No ecclesial missiles were fired, the Americans behaved, Gene Robinson was muted, and the more embarrassing bishops were far away—no impromptu exorcisms of gay activists as happened at the 98 conference before the cameras of the BBC this time.
For Dr. Williams, then, the conference was a success and his plan of staving off a confrontation until the completion of the Anglican Covenant, which would shift the onus of deciding whether one was “in or out” away from Canterbury onto the provinces, a sound one.
However, few of the bishops questioned by The Church of England Newspaper over the course of the conference and in the week after, saw themselves or the communion as “winners.” Liberals were aggrieved by Dr. Williams’ turn against them on the closing day, when he called for a moratorium on gay bishops and blessings—and singled out the Episcopal Church for opprobrium as the chief troublemaker in the communion.

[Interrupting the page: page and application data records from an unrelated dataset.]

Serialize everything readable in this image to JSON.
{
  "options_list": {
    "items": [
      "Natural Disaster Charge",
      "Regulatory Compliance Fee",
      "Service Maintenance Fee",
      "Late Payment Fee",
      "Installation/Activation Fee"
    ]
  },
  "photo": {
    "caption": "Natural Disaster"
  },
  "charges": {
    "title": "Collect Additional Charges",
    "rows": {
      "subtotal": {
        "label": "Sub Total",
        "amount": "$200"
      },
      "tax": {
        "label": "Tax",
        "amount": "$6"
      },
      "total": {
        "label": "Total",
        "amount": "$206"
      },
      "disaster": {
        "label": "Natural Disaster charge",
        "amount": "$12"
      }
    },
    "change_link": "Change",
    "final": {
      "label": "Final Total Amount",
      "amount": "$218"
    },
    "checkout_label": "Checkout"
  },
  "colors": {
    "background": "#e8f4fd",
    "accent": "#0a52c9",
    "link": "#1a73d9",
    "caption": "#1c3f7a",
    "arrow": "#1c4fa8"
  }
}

Conservatives entered the conference discouraged by the absence of over 60 percent of the African diocesan bishops, and left frustrated that nothing substantive was accomplished. Fears Dr. Williams was “not on side” were not assuaged by his conservative-sounding closing presidential address on Aug 3, as a steady onslaught of progressive Bible studies, politically correct plenary sessions, and in the words of one American conservative bishop–“asinine” Indaba groups was a source of frustration and impatience.
The central failure of the conference, however, flowed from the decision not to confront the issues dividing the communion. During the 2003 primates meeting, Archbishop Peter Akinola and a small group of primates were persuaded by Dr. Williams to attend communion services with US Presiding Bishop Frank Griswold, even though their scruples forbad them from doing so.

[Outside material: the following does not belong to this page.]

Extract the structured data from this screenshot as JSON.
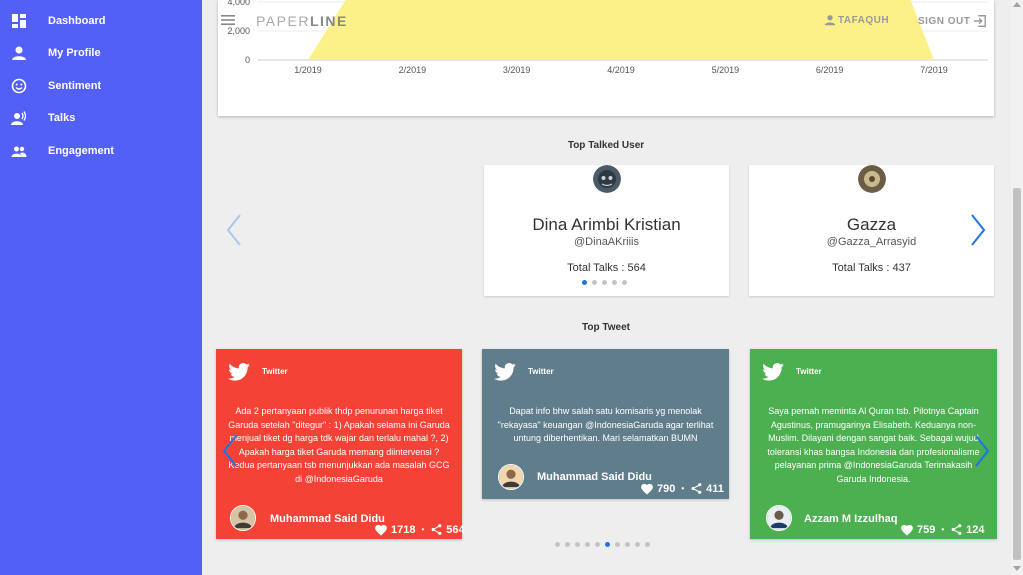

Over the succeeding five years, the inability of Anglican bishops to worship round a common altar has not been addressed, and even with a boycott of over 200 bishops the opening eucharist in Canterbury Cathedral saw three primates and a number of bishops refrain from receiving communion due to their theological difficulties with the American church. These positions were not softened during the three weeks at Lambeth, but hardened with some bishops convinced that dialogue in the terms proposed by Dr. Williams was now fruitless.
Up until now, the Anglican Communion has held together “by appealing to diversity,” Bishop Venables said.
However, he asked “Can we sacrifice what we believe for unity? I don’t think we can make that decision on the spur of the moment. It is unfair to ask people to sacrifice their convictions for the sake of a unity that is by no means certain.”
The attempts at conversation had not worked. “I hoped we would be able to talk about very serious things, we tried to but were unable to,” he said. The small group process helped “but there wasn’t enough trust. The level of conflict, fear, mistrust, frustration hasn’t allowed it.”
The problem of authority within Anglicanism was not being addressed, he argued. “Anglicanism has always said we were not a vertical church, but now it would help to have a council of cardinals to help us.”
“You have authority in the local church, authority in the diocese, authority in the province, why not have it in the whole church?” he asked. However, there are “no ground rules to define the Anglican Church. No ground rules outside the province. Now we have no way of avoiding the division,” Bishop Venables said.
“We talk but nothing is decided. People are frustrated,” and Lambeth 2008 did not address these needs, Bishop Venables said.